## PROBLEM REQUIREMENTS
Copy every line from the records that holds the word "typeInferedDouble".

--- RECORDED DATA ---

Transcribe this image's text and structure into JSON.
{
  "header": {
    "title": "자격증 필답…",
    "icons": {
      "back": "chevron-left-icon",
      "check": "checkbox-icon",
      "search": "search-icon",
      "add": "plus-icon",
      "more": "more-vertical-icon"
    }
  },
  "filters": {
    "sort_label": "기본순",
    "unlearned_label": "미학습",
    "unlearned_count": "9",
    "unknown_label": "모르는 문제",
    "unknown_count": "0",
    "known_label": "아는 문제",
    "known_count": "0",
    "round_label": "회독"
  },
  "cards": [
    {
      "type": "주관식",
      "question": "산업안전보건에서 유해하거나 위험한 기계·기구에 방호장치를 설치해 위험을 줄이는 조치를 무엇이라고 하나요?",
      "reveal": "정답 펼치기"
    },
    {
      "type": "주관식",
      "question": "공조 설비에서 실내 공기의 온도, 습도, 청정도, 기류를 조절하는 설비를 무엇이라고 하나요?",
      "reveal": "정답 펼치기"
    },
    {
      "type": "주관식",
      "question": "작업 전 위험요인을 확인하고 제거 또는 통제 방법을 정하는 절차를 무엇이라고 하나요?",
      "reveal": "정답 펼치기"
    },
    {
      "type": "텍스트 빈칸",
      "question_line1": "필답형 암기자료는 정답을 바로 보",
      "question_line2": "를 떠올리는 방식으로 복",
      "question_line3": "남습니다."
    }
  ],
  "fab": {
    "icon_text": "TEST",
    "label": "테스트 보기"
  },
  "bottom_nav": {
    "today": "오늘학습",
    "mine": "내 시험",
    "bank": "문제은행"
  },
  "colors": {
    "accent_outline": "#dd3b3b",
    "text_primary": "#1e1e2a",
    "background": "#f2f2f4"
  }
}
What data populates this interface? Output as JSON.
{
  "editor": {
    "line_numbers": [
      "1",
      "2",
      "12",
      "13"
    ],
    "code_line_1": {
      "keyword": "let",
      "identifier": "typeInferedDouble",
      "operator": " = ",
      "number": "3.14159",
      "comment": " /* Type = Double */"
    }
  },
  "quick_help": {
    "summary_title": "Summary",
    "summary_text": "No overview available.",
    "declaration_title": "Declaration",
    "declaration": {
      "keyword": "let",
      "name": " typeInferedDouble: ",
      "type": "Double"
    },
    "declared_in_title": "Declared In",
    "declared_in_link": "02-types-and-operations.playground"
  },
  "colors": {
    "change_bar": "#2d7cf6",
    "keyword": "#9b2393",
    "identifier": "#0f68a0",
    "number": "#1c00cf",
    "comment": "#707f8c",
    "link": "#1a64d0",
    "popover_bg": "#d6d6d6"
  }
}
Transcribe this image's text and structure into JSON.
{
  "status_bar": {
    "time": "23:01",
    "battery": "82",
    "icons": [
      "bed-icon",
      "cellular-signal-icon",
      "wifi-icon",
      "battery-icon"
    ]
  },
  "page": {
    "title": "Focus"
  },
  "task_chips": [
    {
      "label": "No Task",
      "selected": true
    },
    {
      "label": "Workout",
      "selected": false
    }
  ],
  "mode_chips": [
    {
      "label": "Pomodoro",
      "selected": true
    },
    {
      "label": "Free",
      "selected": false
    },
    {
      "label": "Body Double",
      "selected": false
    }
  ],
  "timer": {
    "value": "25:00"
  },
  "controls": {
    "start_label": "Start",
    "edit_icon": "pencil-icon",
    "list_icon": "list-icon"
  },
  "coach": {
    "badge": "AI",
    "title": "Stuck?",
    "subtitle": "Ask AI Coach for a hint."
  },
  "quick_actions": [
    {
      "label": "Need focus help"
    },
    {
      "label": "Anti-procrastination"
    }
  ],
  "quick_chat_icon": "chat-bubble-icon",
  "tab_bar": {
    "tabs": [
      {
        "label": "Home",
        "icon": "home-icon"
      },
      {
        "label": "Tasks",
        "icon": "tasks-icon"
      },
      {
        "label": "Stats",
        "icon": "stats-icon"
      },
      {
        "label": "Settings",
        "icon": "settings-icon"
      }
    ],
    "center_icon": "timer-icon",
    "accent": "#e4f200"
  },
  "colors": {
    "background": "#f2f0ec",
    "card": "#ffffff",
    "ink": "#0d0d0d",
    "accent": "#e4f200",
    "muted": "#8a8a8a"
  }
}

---

## EXERCISE RESPONSE
      "identifier": "typeInferedDouble",
      "name": " typeInferedDouble: ",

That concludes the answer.